People tend to think of domestic violence in simplistic, one-way terms. There is an abuser, and there is a victim–and that is the case in many situations. But in reality, many abusive relationships are mutually abusive–that is, both parties are physically violent with each other. Multiple studies have revealed that up to 60 percent of relationships in which domestic violence occurs are mutually abusive. When both parties allege abuse, from a legal standpoint, the situation gets very complicated very quickly—especially during the arrest and investigation process.
So the question is, how does California deal with such cases? What happens when you and your partner accuse each other of domestic violence?
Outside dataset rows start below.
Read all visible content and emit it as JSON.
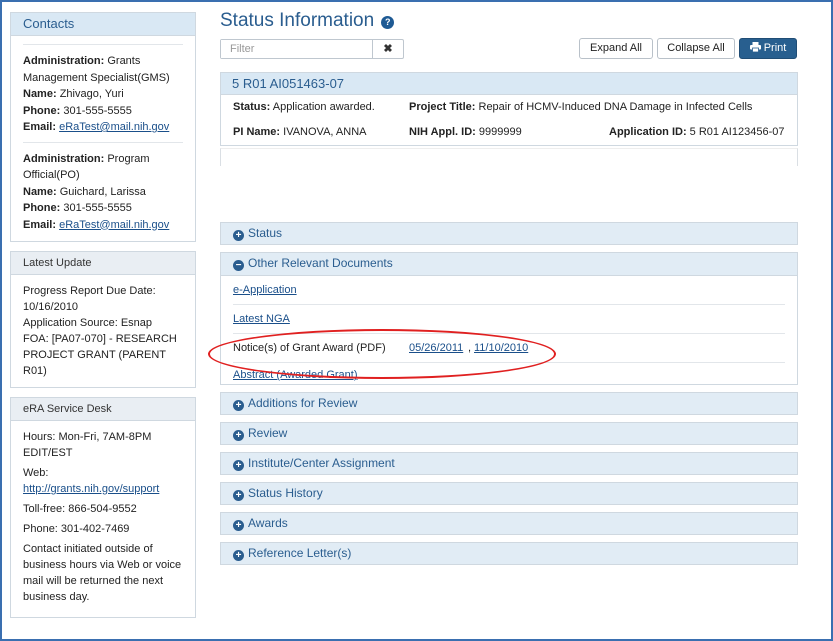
{
  "contacts": {
    "title": "Contacts",
    "gms": {
      "admin_label": "Administration:",
      "admin_value": "Grants Management Specialist(GMS)",
      "name_label": "Name:",
      "name_value": "Zhivago, Yuri",
      "phone_label": "Phone:",
      "phone_value": "301-555-5555",
      "email_label": "Email:",
      "email_value": "eRaTest@mail.nih.gov"
    },
    "po": {
      "admin_label": "Administration:",
      "admin_value": "Program Official(PO)",
      "name_label": "Name:",
      "name_value": "Guichard, Larissa",
      "phone_label": "Phone:",
      "phone_value": "301-555-5555",
      "email_label": "Email:",
      "email_value": "eRaTest@mail.nih.gov"
    }
  },
  "latest_update": {
    "title": "Latest Update",
    "line1": "Progress Report Due Date: 10/16/2010",
    "line2": "Application Source: Esnap",
    "line3": "FOA: [PA07-070] - RESEARCH PROJECT GRANT (PARENT R01)"
  },
  "service_desk": {
    "title": "eRA Service Desk",
    "hours": "Hours: Mon-Fri, 7AM-8PM EDIT/EST",
    "web_label": "Web:",
    "web_link": "http://grants.nih.gov/support",
    "tollfree": "Toll-free: 866-504-9552",
    "phone": "Phone: 301-402-7469",
    "note": "Contact initiated outside of business hours via Web or voice mail will be returned the next business day."
  },
  "main": {
    "title": "Status Information",
    "help_glyph": "?",
    "filter_placeholder": "Filter",
    "filter_clear": "✖",
    "expand_all": "Expand All",
    "collapse_all": "Collapse All",
    "print": "Print",
    "print_icon": "printer-icon"
  },
  "summary": {
    "grant_number": "5 R01 AI051463-07",
    "status_label": "Status:",
    "status_value": "Application awarded.",
    "project_title_label": "Project Title:",
    "project_title_value": "Repair of HCMV-Induced DNA Damage in Infected Cells",
    "pi_label": "PI Name:",
    "pi_value": "IVANOVA, ANNA",
    "appl_id_label": "NIH Appl. ID:",
    "appl_id_value": "9999999",
    "application_id_label": "Application ID:",
    "application_id_value": "5 R01 AI123456-07"
  },
  "sections": {
    "status": "Status",
    "other_docs": "Other Relevant Documents",
    "additions": "Additions for Review",
    "review": "Review",
    "institute": "Institute/Center Assignment",
    "status_history": "Status History",
    "awards": "Awards",
    "reference_letters": "Reference Letter(s)"
  },
  "documents": {
    "e_application": "e-Application",
    "latest_nga": "Latest NGA",
    "noa_label": "Notice(s) of Grant Award (PDF)",
    "noa_date1": "05/26/2011",
    "noa_sep": ",",
    "noa_date2": "11/10/2010",
    "abstract": "Abstract (Awarded Grant)"
  },
  "colors": {
    "accent": "#2a5d8f",
    "annotation": "#e02020",
    "print_button": "#285f8f"
  }
}
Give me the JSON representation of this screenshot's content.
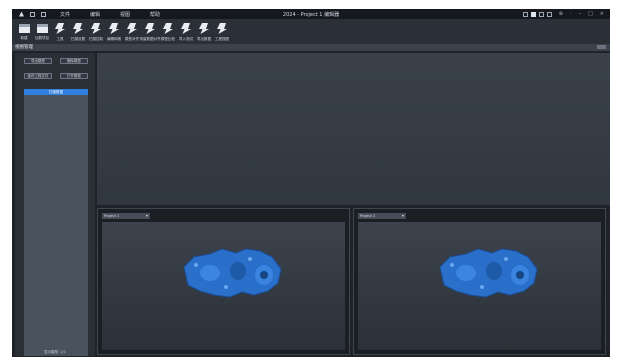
{
  "window": {
    "title": "2024 - Project 1 编辑器",
    "menu": [
      "文件",
      "编辑",
      "视图",
      "帮助"
    ],
    "window_controls": [
      "⊕",
      "·",
      "–",
      "□",
      "×"
    ]
  },
  "toolbar": {
    "tools": [
      {
        "label": "新建",
        "icon": "new-icon"
      },
      {
        "label": "加载项目",
        "icon": "open-icon"
      },
      {
        "label": "工具",
        "icon": "tool-icon"
      },
      {
        "label": "扫描设置",
        "icon": "scan-settings-icon"
      },
      {
        "label": "扫描控制",
        "icon": "scan-control-icon"
      },
      {
        "label": "编辑网格",
        "icon": "edit-mesh-icon"
      },
      {
        "label": "模型对齐",
        "icon": "align-icon"
      },
      {
        "label": "测量数据对齐",
        "icon": "measure-align-icon"
      },
      {
        "label": "模型比较",
        "icon": "compare-icon"
      },
      {
        "label": "导入测试",
        "icon": "import-icon"
      },
      {
        "label": "导出数据",
        "icon": "export-icon"
      },
      {
        "label": "工程视图",
        "icon": "project-view-icon"
      }
    ]
  },
  "panel": {
    "title": "视图管理"
  },
  "sidebar": {
    "buttons": [
      "导出模型",
      "删除模型",
      "保存工程文件",
      "打开模型"
    ],
    "list": [
      "扫描数据"
    ],
    "footer": "显示模型: 1/1"
  },
  "panes": [
    {
      "dropdown": "Project 1"
    },
    {
      "dropdown": "Project 2"
    }
  ],
  "colors": {
    "accent": "#2f7fe0",
    "model": "#2a6fc9",
    "background": "#1f2329"
  }
}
Let’s explore the concept of mutual abuse in California, how it impacts the legal process, and what one can expect when faced with such accusations.
Understanding Mutual Abuse